(Data about app and page elements)
========

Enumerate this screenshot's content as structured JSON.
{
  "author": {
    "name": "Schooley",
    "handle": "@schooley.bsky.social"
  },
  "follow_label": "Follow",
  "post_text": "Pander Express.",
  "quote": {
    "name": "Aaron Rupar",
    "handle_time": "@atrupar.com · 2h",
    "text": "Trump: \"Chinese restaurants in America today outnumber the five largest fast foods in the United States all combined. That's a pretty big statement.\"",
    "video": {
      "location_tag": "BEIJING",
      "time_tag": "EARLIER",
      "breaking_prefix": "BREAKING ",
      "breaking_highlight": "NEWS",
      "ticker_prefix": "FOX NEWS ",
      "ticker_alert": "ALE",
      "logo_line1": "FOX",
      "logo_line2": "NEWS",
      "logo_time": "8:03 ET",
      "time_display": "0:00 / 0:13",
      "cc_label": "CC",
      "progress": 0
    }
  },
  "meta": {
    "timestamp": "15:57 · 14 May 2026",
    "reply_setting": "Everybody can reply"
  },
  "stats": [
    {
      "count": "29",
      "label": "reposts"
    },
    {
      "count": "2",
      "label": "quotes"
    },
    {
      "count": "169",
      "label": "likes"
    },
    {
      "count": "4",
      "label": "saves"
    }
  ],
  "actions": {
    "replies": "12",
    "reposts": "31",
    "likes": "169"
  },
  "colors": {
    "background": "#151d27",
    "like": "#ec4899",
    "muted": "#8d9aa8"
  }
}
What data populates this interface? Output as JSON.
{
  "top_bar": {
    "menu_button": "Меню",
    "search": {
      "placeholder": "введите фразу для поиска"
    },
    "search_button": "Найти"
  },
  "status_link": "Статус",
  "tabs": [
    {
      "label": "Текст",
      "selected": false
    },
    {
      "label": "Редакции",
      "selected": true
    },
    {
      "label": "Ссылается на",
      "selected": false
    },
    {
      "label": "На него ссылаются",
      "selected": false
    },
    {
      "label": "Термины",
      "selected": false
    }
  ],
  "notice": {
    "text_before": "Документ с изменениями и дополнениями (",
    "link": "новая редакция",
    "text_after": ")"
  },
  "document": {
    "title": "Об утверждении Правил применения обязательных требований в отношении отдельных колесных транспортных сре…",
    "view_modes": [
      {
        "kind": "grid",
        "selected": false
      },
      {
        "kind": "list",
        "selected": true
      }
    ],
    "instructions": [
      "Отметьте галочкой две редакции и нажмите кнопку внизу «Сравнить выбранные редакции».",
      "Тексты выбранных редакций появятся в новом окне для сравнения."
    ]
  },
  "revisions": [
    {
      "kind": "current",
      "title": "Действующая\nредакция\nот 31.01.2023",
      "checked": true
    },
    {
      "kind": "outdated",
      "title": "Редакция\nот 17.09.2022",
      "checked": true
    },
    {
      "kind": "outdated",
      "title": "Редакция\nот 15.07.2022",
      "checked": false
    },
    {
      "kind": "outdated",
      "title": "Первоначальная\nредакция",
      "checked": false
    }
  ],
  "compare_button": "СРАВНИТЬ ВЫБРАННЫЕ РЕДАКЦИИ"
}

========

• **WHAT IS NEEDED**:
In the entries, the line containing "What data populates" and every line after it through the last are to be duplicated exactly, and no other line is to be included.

• **THE COMPLETED TASK**:
What data populates this interface? Output as JSON.
{
  "top_bar": {
    "menu_button": "Меню",
    "search": {
      "placeholder": "введите фразу для поиска"
    },
    "search_button": "Найти"
  },
  "status_link": "Статус",
  "tabs": [
    {
      "label": "Текст",
      "selected": false
    },
    {
      "label": "Редакции",
      "selected": true
    },
    {
      "label": "Ссылается на",
      "selected": false
    },
    {
      "label": "На него ссылаются",
      "selected": false
    },
    {
      "label": "Термины",
      "selected": false
    }
  ],
  "notice": {
    "text_before": "Документ с изменениями и дополнениями (",
    "link": "новая редакция",
    "text_after": ")"
  },
  "document": {
    "title": "Об утверждении Правил применения обязательных требований в отношении отдельных колесных транспортных сре…",
    "view_modes": [
      {
        "kind": "grid",
        "selected": false
      },
      {
        "kind": "list",
        "selected": true
      }
    ],
    "instructions": [
      "Отметьте галочкой две редакции и нажмите кнопку внизу «Сравнить выбранные редакции».",
      "Тексты выбранных редакций появятся в новом окне для сравнения."
    ]
  },
  "revisions": [
    {
      "kind": "current",
      "title": "Действующая\nредакция\nот 31.01.2023",
      "checked": true
    },
    {
      "kind": "outdated",
      "title": "Редакция\nот 17.09.2022",
      "checked": true
    },
    {
      "kind": "outdated",
      "title": "Редакция\nот 15.07.2022",
      "checked": false
    },
    {
      "kind": "outdated",
      "title": "Первоначальная\nредакция",
      "checked": false
    }
  ],
  "compare_button": "СРАВНИТЬ ВЫБРАННЫЕ РЕДАКЦИИ"
}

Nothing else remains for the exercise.